__EXERCISE OBJECTIVE__:
Your answer must be an exact copy of the listing below.

__SOURCE DATA__:
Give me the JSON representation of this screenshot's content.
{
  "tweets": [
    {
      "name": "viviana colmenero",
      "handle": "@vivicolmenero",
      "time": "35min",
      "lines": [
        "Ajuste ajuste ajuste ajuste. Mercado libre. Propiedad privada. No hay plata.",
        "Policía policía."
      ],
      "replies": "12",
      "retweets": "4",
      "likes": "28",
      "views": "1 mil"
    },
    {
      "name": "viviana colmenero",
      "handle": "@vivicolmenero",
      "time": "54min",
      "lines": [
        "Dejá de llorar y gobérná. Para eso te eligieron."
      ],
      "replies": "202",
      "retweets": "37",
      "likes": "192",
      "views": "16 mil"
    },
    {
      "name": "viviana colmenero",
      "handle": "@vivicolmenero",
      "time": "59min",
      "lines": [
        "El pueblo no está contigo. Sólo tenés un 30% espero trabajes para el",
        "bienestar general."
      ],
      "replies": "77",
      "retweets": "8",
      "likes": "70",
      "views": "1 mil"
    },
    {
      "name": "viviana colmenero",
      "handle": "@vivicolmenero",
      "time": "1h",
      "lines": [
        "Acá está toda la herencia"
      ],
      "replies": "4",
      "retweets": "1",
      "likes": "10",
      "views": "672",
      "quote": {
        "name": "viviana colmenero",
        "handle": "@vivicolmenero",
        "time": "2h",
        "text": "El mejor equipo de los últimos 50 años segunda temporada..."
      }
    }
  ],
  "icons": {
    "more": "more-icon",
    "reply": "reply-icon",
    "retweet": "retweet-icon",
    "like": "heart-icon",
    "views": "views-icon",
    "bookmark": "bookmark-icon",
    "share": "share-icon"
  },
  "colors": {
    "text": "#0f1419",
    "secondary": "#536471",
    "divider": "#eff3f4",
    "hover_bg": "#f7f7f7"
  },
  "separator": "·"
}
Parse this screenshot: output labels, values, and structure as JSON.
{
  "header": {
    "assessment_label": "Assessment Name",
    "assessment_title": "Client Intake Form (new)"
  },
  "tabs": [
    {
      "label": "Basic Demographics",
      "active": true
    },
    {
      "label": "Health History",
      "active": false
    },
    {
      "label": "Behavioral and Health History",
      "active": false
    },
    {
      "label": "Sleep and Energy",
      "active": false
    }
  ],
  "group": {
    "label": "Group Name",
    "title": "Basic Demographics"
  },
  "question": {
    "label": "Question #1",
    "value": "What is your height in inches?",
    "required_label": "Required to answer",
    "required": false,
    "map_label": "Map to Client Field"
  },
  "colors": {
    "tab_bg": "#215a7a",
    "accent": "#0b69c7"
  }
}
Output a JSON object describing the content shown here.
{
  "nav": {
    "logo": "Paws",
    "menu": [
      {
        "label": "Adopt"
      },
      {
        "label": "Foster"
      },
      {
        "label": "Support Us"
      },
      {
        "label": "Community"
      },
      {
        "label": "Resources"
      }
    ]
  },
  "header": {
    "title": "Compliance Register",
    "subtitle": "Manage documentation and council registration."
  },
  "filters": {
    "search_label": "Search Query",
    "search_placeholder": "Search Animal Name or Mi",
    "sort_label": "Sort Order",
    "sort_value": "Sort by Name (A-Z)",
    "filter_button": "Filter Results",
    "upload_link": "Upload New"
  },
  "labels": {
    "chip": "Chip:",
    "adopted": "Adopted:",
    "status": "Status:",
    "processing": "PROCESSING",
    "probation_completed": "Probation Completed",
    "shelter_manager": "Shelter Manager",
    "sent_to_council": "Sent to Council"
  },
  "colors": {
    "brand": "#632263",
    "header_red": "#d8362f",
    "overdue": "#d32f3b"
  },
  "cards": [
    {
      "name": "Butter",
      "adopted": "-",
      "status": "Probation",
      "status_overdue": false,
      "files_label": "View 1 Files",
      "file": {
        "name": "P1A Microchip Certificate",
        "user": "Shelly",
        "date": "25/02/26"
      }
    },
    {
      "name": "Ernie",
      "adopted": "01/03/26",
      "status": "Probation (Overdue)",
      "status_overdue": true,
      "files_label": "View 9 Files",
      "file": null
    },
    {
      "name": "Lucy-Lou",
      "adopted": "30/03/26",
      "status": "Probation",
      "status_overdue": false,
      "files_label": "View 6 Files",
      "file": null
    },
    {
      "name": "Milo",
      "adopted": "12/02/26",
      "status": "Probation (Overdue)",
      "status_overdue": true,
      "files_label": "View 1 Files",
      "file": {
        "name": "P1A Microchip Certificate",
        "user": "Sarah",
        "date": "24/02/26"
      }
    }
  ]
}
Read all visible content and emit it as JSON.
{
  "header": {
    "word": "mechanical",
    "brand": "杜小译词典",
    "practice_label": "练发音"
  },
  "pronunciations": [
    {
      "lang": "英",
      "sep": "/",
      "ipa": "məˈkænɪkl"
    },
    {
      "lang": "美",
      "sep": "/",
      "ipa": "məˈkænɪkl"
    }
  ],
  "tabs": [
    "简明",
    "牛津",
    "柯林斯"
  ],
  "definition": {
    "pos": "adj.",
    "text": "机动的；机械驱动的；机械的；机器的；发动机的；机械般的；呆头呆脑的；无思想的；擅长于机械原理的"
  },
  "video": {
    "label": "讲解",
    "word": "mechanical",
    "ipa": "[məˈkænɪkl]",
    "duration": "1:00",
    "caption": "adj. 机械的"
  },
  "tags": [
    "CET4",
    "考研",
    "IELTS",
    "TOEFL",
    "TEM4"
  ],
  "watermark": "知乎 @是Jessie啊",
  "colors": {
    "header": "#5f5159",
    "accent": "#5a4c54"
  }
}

__OUTPUT FOR THIS EXERCISE__:
Give me the JSON representation of this screenshot's content.
{
  "tweets": [
    {
      "name": "viviana colmenero",
      "handle": "@vivicolmenero",
      "time": "35min",
      "lines": [
        "Ajuste ajuste ajuste ajuste. Mercado libre. Propiedad privada. No hay plata.",
        "Policía policía."
      ],
      "replies": "12",
      "retweets": "4",
      "likes": "28",
      "views": "1 mil"
    },
    {
      "name": "viviana colmenero",
      "handle": "@vivicolmenero",
      "time": "54min",
      "lines": [
        "Dejá de llorar y gobérná. Para eso te eligieron."
      ],
      "replies": "202",
      "retweets": "37",
      "likes": "192",
      "views": "16 mil"
    },
    {
      "name": "viviana colmenero",
      "handle": "@vivicolmenero",
      "time": "59min",
      "lines": [
        "El pueblo no está contigo. Sólo tenés un 30% espero trabajes para el",
        "bienestar general."
      ],
      "replies": "77",
      "retweets": "8",
      "likes": "70",
      "views": "1 mil"
    },
    {
      "name": "viviana colmenero",
      "handle": "@vivicolmenero",
      "time": "1h",
      "lines": [
        "Acá está toda la herencia"
      ],
      "replies": "4",
      "retweets": "1",
      "likes": "10",
      "views": "672",
      "quote": {
        "name": "viviana colmenero",
        "handle": "@vivicolmenero",
        "time": "2h",
        "text": "El mejor equipo de los últimos 50 años segunda temporada..."
      }
    }
  ],
  "icons": {
    "more": "more-icon",
    "reply": "reply-icon",
    "retweet": "retweet-icon",
    "like": "heart-icon",
    "views": "views-icon",
    "bookmark": "bookmark-icon",
    "share": "share-icon"
  },
  "colors": {
    "text": "#0f1419",
    "secondary": "#536471",
    "divider": "#eff3f4",
    "hover_bg": "#f7f7f7"
  },
  "separator": "·"
}
Parse this screenshot: output labels, values, and structure as JSON.
{
  "header": {
    "assessment_label": "Assessment Name",
    "assessment_title": "Client Intake Form (new)"
  },
  "tabs": [
    {
      "label": "Basic Demographics",
      "active": true
    },
    {
      "label": "Health History",
      "active": false
    },
    {
      "label": "Behavioral and Health History",
      "active": false
    },
    {
      "label": "Sleep and Energy",
      "active": false
    }
  ],
  "group": {
    "label": "Group Name",
    "title": "Basic Demographics"
  },
  "question": {
    "label": "Question #1",
    "value": "What is your height in inches?",
    "required_label": "Required to answer",
    "required": false,
    "map_label": "Map to Client Field"
  },
  "colors": {
    "tab_bg": "#215a7a",
    "accent": "#0b69c7"
  }
}
Output a JSON object describing the content shown here.
{
  "nav": {
    "logo": "Paws",
    "menu": [
      {
        "label": "Adopt"
      },
      {
        "label": "Foster"
      },
      {
        "label": "Support Us"
      },
      {
        "label": "Community"
      },
      {
        "label": "Resources"
      }
    ]
  },
  "header": {
    "title": "Compliance Register",
    "subtitle": "Manage documentation and council registration."
  },
  "filters": {
    "search_label": "Search Query",
    "search_placeholder": "Search Animal Name or Mi",
    "sort_label": "Sort Order",
    "sort_value": "Sort by Name (A-Z)",
    "filter_button": "Filter Results",
    "upload_link": "Upload New"
  },
  "labels": {
    "chip": "Chip:",
    "adopted": "Adopted:",
    "status": "Status:",
    "processing": "PROCESSING",
    "probation_completed": "Probation Completed",
    "shelter_manager": "Shelter Manager",
    "sent_to_council": "Sent to Council"
  },
  "colors": {
    "brand": "#632263",
    "header_red": "#d8362f",
    "overdue": "#d32f3b"
  },
  "cards": [
    {
      "name": "Butter",
      "adopted": "-",
      "status": "Probation",
      "status_overdue": false,
      "files_label": "View 1 Files",
      "file": {
        "name": "P1A Microchip Certificate",
        "user": "Shelly",
        "date": "25/02/26"
      }
    },
    {
      "name": "Ernie",
      "adopted": "01/03/26",
      "status": "Probation (Overdue)",
      "status_overdue": true,
      "files_label": "View 9 Files",
      "file": null
    },
    {
      "name": "Lucy-Lou",
      "adopted": "30/03/26",
      "status": "Probation",
      "status_overdue": false,
      "files_label": "View 6 Files",
      "file": null
    },
    {
      "name": "Milo",
      "adopted": "12/02/26",
      "status": "Probation (Overdue)",
      "status_overdue": true,
      "files_label": "View 1 Files",
      "file": {
        "name": "P1A Microchip Certificate",
        "user": "Sarah",
        "date": "24/02/26"
      }
    }
  ]
}
Read all visible content and emit it as JSON.
{
  "header": {
    "word": "mechanical",
    "brand": "杜小译词典",
    "practice_label": "练发音"
  },
  "pronunciations": [
    {
      "lang": "英",
      "sep": "/",
      "ipa": "məˈkænɪkl"
    },
    {
      "lang": "美",
      "sep": "/",
      "ipa": "məˈkænɪkl"
    }
  ],
  "tabs": [
    "简明",
    "牛津",
    "柯林斯"
  ],
  "definition": {
    "pos": "adj.",
    "text": "机动的；机械驱动的；机械的；机器的；发动机的；机械般的；呆头呆脑的；无思想的；擅长于机械原理的"
  },
  "video": {
    "label": "讲解",
    "word": "mechanical",
    "ipa": "[məˈkænɪkl]",
    "duration": "1:00",
    "caption": "adj. 机械的"
  },
  "tags": [
    "CET4",
    "考研",
    "IELTS",
    "TOEFL",
    "TEM4"
  ],
  "watermark": "知乎 @是Jessie啊",
  "colors": {
    "header": "#5f5159",
    "accent": "#5a4c54"
  }
}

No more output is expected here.